====== Exercise data
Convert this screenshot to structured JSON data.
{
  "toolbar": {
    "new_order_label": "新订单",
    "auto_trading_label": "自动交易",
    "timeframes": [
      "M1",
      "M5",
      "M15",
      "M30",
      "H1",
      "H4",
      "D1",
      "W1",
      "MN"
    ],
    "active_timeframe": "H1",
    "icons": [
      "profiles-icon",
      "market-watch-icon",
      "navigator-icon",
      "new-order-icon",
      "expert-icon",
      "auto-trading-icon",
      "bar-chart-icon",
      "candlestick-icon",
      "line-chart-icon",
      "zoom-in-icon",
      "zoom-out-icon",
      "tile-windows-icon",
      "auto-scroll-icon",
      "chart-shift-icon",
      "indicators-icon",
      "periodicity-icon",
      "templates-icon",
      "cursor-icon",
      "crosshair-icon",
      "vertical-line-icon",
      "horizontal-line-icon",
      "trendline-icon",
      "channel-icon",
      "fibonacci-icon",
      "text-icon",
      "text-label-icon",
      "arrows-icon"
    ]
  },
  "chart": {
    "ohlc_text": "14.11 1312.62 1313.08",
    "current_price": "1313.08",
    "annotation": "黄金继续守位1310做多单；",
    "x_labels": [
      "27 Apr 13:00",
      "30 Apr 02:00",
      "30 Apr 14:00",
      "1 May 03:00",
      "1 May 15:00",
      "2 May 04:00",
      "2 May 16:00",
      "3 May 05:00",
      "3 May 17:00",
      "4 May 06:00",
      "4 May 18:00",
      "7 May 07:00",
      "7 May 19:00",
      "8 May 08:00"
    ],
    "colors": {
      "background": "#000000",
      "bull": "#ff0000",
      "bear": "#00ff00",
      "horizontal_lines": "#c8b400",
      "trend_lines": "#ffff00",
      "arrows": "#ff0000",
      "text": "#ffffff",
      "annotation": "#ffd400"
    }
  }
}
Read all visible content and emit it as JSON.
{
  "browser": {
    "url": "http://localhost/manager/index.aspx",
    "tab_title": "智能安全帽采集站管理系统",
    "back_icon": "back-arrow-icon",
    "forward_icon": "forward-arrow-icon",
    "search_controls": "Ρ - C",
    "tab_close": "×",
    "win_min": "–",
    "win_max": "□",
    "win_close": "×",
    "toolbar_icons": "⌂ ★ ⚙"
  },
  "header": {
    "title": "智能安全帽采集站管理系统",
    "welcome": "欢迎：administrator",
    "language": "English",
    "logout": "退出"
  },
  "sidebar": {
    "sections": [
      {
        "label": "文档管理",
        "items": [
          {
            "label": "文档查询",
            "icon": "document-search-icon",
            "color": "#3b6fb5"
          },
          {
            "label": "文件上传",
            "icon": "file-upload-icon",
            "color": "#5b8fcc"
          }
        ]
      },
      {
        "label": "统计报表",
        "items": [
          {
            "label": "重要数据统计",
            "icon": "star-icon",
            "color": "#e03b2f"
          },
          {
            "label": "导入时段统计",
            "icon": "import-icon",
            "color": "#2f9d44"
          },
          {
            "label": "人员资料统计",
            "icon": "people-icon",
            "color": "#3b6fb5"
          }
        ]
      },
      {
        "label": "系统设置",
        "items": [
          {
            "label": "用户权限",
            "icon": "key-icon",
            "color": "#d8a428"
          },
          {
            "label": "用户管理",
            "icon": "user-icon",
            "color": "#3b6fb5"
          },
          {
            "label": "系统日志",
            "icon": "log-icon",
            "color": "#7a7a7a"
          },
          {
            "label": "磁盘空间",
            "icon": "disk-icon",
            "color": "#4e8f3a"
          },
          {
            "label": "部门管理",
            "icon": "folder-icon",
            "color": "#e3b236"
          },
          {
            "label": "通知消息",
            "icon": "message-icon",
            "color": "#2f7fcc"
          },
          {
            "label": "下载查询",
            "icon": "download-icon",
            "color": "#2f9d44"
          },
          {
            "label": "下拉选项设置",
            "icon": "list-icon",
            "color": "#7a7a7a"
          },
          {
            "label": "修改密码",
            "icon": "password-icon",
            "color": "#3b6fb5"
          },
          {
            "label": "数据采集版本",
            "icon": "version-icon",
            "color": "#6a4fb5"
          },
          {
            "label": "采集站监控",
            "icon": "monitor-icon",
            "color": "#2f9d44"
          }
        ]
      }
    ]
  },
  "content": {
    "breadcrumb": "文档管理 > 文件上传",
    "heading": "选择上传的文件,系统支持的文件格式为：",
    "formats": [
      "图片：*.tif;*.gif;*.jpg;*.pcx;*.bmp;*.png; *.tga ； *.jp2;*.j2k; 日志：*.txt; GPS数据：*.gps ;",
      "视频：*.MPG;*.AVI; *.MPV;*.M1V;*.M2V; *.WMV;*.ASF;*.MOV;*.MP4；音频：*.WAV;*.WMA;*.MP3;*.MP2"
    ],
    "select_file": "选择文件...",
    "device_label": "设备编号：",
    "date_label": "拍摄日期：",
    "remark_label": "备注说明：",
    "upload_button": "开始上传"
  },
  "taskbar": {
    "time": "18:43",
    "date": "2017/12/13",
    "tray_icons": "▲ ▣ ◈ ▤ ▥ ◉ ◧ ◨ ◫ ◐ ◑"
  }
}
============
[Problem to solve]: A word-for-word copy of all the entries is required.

[Final answer]:
Convert this screenshot to structured JSON data.
{
  "toolbar": {
    "new_order_label": "新订单",
    "auto_trading_label": "自动交易",
    "timeframes": [
      "M1",
      "M5",
      "M15",
      "M30",
      "H1",
      "H4",
      "D1",
      "W1",
      "MN"
    ],
    "active_timeframe": "H1",
    "icons": [
      "profiles-icon",
      "market-watch-icon",
      "navigator-icon",
      "new-order-icon",
      "expert-icon",
      "auto-trading-icon",
      "bar-chart-icon",
      "candlestick-icon",
      "line-chart-icon",
      "zoom-in-icon",
      "zoom-out-icon",
      "tile-windows-icon",
      "auto-scroll-icon",
      "chart-shift-icon",
      "indicators-icon",
      "periodicity-icon",
      "templates-icon",
      "cursor-icon",
      "crosshair-icon",
      "vertical-line-icon",
      "horizontal-line-icon",
      "trendline-icon",
      "channel-icon",
      "fibonacci-icon",
      "text-icon",
      "text-label-icon",
      "arrows-icon"
    ]
  },
  "chart": {
    "ohlc_text": "14.11 1312.62 1313.08",
    "current_price": "1313.08",
    "annotation": "黄金继续守位1310做多单；",
    "x_labels": [
      "27 Apr 13:00",
      "30 Apr 02:00",
      "30 Apr 14:00",
      "1 May 03:00",
      "1 May 15:00",
      "2 May 04:00",
      "2 May 16:00",
      "3 May 05:00",
      "3 May 17:00",
      "4 May 06:00",
      "4 May 18:00",
      "7 May 07:00",
      "7 May 19:00",
      "8 May 08:00"
    ],
    "colors": {
      "background": "#000000",
      "bull": "#ff0000",
      "bear": "#00ff00",
      "horizontal_lines": "#c8b400",
      "trend_lines": "#ffff00",
      "arrows": "#ff0000",
      "text": "#ffffff",
      "annotation": "#ffd400"
    }
  }
}
Read all visible content and emit it as JSON.
{
  "browser": {
    "url": "http://localhost/manager/index.aspx",
    "tab_title": "智能安全帽采集站管理系统",
    "back_icon": "back-arrow-icon",
    "forward_icon": "forward-arrow-icon",
    "search_controls": "Ρ - C",
    "tab_close": "×",
    "win_min": "–",
    "win_max": "□",
    "win_close": "×",
    "toolbar_icons": "⌂ ★ ⚙"
  },
  "header": {
    "title": "智能安全帽采集站管理系统",
    "welcome": "欢迎：administrator",
    "language": "English",
    "logout": "退出"
  },
  "sidebar": {
    "sections": [
      {
        "label": "文档管理",
        "items": [
          {
            "label": "文档查询",
            "icon": "document-search-icon",
            "color": "#3b6fb5"
          },
          {
            "label": "文件上传",
            "icon": "file-upload-icon",
            "color": "#5b8fcc"
          }
        ]
      },
      {
        "label": "统计报表",
        "items": [
          {
            "label": "重要数据统计",
            "icon": "star-icon",
            "color": "#e03b2f"
          },
          {
            "label": "导入时段统计",
            "icon": "import-icon",
            "color": "#2f9d44"
          },
          {
            "label": "人员资料统计",
            "icon": "people-icon",
            "color": "#3b6fb5"
          }
        ]
      },
      {
        "label": "系统设置",
        "items": [
          {
            "label": "用户权限",
            "icon": "key-icon",
            "color": "#d8a428"
          },
          {
            "label": "用户管理",
            "icon": "user-icon",
            "color": "#3b6fb5"
          },
          {
            "label": "系统日志",
            "icon": "log-icon",
            "color": "#7a7a7a"
          },
          {
            "label": "磁盘空间",
            "icon": "disk-icon",
            "color": "#4e8f3a"
          },
          {
            "label": "部门管理",
            "icon": "folder-icon",
            "color": "#e3b236"
          },
          {
            "label": "通知消息",
            "icon": "message-icon",
            "color": "#2f7fcc"
          },
          {
            "label": "下载查询",
            "icon": "download-icon",
            "color": "#2f9d44"
          },
          {
            "label": "下拉选项设置",
            "icon": "list-icon",
            "color": "#7a7a7a"
          },
          {
            "label": "修改密码",
            "icon": "password-icon",
            "color": "#3b6fb5"
          },
          {
            "label": "数据采集版本",
            "icon": "version-icon",
            "color": "#6a4fb5"
          },
          {
            "label": "采集站监控",
            "icon": "monitor-icon",
            "color": "#2f9d44"
          }
        ]
      }
    ]
  },
  "content": {
    "breadcrumb": "文档管理 > 文件上传",
    "heading": "选择上传的文件,系统支持的文件格式为：",
    "formats": [
      "图片：*.tif;*.gif;*.jpg;*.pcx;*.bmp;*.png; *.tga ； *.jp2;*.j2k; 日志：*.txt; GPS数据：*.gps ;",
      "视频：*.MPG;*.AVI; *.MPV;*.M1V;*.M2V; *.WMV;*.ASF;*.MOV;*.MP4；音频：*.WAV;*.WMA;*.MP3;*.MP2"
    ],
    "select_file": "选择文件...",
    "device_label": "设备编号：",
    "date_label": "拍摄日期：",
    "remark_label": "备注说明：",
    "upload_button": "开始上传"
  },
  "taskbar": {
    "time": "18:43",
    "date": "2017/12/13",
    "tray_icons": "▲ ▣ ◈ ▤ ▥ ◉ ◧ ◨ ◫ ◐ ◑"
  }
}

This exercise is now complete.